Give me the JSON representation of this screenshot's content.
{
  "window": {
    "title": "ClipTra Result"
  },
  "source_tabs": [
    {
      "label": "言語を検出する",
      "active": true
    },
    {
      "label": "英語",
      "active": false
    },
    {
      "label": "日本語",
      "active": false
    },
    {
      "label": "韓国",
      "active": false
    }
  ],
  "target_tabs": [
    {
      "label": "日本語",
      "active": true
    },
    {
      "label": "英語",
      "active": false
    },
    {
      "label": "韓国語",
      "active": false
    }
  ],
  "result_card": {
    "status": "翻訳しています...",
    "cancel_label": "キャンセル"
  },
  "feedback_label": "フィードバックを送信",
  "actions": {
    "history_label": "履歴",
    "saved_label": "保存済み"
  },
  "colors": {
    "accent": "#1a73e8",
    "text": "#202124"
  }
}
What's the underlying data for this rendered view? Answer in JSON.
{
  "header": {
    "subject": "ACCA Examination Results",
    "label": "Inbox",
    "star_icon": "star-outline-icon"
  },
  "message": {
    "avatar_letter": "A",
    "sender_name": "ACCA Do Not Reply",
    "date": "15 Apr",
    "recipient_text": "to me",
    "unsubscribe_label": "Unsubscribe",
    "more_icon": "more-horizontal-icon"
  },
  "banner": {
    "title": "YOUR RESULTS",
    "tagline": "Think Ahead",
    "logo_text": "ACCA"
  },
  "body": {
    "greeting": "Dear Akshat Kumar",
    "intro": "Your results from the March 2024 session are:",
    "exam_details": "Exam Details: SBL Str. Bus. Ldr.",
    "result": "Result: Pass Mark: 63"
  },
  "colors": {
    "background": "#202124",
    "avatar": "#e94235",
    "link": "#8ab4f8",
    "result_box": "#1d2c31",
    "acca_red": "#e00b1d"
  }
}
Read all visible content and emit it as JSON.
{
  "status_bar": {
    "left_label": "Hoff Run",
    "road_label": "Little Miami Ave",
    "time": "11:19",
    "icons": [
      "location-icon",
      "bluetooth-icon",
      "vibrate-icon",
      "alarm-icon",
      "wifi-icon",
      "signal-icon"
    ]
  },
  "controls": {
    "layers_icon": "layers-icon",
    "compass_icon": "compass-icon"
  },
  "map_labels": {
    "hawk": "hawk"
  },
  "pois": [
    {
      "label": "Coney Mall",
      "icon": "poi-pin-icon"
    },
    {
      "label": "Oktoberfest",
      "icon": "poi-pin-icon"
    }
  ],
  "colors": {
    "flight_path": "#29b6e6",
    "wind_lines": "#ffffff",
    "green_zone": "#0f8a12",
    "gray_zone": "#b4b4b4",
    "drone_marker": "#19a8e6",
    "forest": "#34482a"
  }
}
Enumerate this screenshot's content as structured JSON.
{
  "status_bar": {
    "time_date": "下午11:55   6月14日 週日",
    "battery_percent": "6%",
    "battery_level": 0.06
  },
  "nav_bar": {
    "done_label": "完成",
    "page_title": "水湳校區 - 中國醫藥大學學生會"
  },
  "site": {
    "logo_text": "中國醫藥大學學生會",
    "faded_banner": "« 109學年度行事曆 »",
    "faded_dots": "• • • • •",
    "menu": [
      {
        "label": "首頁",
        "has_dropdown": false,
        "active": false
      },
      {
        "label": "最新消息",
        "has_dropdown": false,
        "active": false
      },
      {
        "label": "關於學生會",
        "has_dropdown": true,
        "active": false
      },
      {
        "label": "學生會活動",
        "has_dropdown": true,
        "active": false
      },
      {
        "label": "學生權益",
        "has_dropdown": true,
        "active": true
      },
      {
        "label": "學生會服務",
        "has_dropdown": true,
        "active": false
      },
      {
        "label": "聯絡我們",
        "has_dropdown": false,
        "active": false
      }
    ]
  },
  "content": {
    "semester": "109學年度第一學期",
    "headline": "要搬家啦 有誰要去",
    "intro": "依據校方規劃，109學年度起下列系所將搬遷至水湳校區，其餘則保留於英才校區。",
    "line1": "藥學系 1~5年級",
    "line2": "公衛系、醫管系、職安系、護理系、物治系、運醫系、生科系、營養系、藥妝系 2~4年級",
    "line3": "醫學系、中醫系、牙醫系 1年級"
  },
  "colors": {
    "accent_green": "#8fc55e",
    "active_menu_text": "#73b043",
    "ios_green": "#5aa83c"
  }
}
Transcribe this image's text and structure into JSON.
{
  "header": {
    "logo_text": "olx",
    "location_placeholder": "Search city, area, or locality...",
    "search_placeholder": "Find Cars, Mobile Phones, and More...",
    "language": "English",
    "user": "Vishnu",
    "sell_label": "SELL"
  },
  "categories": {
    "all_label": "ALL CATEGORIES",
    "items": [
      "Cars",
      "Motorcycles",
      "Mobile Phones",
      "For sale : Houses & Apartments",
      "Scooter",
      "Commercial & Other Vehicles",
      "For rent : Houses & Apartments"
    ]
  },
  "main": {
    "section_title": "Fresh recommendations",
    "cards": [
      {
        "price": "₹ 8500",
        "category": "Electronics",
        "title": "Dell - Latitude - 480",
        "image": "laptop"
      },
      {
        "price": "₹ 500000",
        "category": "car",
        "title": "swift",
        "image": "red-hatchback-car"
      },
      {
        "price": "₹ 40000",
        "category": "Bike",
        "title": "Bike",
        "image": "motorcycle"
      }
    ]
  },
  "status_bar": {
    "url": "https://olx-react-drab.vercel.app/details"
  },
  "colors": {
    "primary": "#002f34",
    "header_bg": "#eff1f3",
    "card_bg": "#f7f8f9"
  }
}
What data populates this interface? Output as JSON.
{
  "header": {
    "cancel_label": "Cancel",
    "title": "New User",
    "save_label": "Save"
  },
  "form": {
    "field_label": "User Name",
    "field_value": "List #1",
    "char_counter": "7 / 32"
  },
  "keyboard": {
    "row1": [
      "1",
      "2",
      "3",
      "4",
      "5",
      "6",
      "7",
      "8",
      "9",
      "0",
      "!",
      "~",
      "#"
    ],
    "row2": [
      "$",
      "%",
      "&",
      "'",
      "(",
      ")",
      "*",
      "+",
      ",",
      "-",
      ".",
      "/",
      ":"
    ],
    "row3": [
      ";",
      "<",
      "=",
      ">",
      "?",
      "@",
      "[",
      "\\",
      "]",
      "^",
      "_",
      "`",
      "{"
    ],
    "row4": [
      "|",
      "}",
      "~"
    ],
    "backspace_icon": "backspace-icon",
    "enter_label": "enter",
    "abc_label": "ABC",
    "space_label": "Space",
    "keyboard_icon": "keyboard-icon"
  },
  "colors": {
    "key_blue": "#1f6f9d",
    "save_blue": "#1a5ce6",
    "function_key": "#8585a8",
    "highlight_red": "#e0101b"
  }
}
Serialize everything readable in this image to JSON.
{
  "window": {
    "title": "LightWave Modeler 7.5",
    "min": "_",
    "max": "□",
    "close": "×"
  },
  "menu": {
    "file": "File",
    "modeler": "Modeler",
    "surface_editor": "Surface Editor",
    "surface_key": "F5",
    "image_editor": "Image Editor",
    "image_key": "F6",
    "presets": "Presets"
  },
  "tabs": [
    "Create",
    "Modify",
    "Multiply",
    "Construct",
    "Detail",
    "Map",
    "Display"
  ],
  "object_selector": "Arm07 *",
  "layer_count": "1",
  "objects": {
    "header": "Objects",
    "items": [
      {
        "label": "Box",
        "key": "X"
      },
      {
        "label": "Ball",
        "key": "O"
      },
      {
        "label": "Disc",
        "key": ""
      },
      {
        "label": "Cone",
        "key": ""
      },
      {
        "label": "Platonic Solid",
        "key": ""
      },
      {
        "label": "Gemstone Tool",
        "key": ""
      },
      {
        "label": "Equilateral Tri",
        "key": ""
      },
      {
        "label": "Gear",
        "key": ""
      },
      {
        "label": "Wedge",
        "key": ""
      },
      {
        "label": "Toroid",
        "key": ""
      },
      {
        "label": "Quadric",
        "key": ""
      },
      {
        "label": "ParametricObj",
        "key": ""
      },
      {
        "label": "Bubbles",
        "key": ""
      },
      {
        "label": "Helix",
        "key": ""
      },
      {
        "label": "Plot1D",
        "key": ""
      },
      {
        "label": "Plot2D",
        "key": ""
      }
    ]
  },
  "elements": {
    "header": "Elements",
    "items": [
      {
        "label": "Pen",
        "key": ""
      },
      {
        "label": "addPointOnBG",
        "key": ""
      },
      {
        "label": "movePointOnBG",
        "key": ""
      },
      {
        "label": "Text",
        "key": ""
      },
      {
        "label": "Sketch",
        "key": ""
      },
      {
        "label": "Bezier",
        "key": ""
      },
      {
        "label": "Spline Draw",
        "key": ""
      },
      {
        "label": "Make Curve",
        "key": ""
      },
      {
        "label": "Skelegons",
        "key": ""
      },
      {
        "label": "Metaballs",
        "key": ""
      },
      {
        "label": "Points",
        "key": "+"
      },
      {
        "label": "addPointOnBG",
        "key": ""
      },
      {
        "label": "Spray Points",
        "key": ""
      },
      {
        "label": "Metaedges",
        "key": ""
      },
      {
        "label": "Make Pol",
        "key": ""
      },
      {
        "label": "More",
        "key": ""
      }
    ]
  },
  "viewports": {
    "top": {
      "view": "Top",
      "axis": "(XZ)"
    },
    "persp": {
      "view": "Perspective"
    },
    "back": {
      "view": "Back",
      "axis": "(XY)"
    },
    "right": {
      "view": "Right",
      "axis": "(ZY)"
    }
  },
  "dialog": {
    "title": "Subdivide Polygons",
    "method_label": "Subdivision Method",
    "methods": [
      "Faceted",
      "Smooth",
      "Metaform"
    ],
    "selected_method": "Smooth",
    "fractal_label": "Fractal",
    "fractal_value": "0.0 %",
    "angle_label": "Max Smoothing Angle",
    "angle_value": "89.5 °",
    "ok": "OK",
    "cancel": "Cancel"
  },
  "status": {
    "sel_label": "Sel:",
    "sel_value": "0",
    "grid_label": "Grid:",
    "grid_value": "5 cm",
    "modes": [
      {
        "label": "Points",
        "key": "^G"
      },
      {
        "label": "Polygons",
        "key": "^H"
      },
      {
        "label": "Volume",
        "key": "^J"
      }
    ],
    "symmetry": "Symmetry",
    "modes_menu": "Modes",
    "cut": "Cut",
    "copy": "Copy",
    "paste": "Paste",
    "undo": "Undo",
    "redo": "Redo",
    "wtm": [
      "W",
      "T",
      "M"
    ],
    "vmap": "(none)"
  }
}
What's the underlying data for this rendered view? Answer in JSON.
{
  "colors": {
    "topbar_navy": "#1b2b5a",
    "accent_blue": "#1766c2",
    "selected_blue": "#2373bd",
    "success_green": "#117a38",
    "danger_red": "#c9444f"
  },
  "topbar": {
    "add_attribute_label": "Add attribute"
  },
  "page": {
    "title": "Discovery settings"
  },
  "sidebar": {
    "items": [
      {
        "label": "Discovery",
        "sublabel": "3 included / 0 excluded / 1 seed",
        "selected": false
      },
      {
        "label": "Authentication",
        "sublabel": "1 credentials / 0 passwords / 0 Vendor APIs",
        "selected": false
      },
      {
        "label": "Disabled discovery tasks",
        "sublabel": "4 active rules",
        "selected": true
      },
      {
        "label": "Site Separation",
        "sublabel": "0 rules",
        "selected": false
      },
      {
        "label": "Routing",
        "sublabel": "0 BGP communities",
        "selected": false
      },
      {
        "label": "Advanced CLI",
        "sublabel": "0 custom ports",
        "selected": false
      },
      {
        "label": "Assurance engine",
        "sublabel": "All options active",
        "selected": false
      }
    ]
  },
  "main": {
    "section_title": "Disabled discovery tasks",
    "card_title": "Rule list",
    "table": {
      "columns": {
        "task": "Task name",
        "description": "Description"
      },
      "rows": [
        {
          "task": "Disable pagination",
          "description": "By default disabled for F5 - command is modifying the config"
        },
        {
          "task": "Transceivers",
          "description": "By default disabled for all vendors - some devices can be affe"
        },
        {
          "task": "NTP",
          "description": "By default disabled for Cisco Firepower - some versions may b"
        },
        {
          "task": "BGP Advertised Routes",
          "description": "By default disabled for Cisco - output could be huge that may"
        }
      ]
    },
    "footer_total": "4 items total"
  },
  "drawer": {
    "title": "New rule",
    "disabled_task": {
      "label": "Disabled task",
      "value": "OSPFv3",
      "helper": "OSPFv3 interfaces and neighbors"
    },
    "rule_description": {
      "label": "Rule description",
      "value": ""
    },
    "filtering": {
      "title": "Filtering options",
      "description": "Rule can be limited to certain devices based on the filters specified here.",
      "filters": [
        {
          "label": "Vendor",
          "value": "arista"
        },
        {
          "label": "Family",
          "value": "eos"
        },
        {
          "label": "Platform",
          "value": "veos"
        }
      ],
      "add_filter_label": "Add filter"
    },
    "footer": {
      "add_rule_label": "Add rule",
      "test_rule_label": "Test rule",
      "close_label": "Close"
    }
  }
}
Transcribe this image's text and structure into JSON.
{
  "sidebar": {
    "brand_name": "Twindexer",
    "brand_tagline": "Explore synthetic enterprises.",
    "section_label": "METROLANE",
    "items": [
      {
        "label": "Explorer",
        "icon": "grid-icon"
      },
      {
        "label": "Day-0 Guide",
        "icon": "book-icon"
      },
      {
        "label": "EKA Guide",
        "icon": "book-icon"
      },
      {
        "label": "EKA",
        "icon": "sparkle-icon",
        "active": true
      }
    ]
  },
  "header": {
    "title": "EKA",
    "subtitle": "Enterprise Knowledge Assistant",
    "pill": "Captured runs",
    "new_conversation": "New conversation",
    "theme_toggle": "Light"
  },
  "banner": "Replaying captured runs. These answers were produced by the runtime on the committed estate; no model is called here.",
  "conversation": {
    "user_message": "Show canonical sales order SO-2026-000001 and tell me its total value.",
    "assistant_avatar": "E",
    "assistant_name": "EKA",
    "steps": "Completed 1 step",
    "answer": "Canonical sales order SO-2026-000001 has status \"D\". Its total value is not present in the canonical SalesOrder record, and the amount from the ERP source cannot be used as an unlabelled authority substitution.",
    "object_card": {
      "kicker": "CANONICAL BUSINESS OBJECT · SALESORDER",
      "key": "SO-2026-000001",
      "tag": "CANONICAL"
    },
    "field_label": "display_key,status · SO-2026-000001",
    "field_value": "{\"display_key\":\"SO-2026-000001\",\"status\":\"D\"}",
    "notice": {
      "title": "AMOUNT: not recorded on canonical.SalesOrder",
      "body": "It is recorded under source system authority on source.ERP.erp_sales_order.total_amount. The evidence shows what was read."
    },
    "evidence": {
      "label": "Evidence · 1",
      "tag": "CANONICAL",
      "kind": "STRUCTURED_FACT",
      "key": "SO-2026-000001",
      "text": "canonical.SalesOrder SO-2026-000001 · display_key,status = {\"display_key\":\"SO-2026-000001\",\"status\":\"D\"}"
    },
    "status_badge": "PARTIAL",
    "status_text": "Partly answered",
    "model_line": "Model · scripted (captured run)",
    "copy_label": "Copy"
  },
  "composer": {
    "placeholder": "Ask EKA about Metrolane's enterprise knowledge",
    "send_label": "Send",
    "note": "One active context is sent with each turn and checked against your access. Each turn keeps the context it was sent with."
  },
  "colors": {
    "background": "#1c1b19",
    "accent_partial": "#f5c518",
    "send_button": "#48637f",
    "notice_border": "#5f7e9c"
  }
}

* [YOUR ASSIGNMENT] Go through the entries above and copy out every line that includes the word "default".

* [ANSWER TO THE PROBLEM]
          "description": "By default disabled for F5 - command is modifying the config"
          "description": "By default disabled for all vendors - some devices can be affe"
          "description": "By default disabled for Cisco Firepower - some versions may b"
          "description": "By default disabled for Cisco - output could be huge that may"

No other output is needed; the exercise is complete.